The website advertises that “Medifast programs have been recommended by over 15,000 physicians.” What physicians are recommended this program, given that most people in-the-know do not recommend more than a 1-2 pound weight-loss per week (and this is up to 5)? I also wonder what kind of chemicals, fillers, and multisyllabic ingredients they’re passing off as a meal (the site indicates that most products use “acesulfame potassium” as a sweetener).

The copy promises you’ll never get hungry. That "fast" is part of the product name doesn't bode well for you feeling satisfied. And, anyway, how is this even possible? If you’re eating 2,333 calories per day less than you’re burning, I’d think you’d be hungry! And so do they, to some extent: The FAQ’s page encourages users to take an antacid to deal with persistent hunger pains. Other potential side effects they list? Diarrhea, gurgling stomach cramps, constipation, bad breath, feeling cold, skin rashes, heartburn, and hair loss. All this for short-term weight-loss.
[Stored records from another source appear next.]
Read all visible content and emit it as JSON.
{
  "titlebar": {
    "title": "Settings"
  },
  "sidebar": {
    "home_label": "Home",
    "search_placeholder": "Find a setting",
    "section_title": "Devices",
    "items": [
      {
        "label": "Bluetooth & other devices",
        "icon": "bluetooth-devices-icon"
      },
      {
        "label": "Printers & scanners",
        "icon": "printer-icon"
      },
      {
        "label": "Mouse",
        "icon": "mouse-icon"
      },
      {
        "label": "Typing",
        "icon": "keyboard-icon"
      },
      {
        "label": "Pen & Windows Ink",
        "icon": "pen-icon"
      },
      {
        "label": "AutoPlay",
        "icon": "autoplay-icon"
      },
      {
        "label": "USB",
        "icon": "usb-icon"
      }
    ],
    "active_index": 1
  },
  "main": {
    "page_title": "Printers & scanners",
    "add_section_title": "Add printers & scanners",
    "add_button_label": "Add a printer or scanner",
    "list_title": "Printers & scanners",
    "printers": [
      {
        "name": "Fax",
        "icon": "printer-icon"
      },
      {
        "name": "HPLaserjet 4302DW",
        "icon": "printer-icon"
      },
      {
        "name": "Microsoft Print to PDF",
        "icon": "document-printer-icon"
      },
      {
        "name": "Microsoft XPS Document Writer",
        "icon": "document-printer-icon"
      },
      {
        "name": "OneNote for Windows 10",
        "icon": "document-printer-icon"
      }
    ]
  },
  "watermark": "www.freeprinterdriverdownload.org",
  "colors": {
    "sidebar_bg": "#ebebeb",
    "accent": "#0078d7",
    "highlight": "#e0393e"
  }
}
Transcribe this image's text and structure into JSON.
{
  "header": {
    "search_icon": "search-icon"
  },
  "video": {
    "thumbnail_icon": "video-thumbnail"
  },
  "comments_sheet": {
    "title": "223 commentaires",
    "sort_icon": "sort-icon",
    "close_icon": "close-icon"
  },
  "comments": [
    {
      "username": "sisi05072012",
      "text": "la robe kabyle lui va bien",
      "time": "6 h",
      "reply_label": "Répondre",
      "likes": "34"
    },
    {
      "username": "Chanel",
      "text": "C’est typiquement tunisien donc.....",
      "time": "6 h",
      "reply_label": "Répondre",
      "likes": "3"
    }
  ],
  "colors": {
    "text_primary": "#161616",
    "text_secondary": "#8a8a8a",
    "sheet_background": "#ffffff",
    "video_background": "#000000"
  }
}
After all, even the Medifast people recognize the difficulty of keeping off weight, once you’ve completed the program. The site states:
You will maintain your success by making long-term changes in your lifestyle such as healthy eating and consistent exercise. You may also need to work on how you cope with life so that you don't reach for food when you are experiencing stress, depression or other emotional needs.
If you could do all this, you wouldn’t be turning to Medifast in the first
place. . . .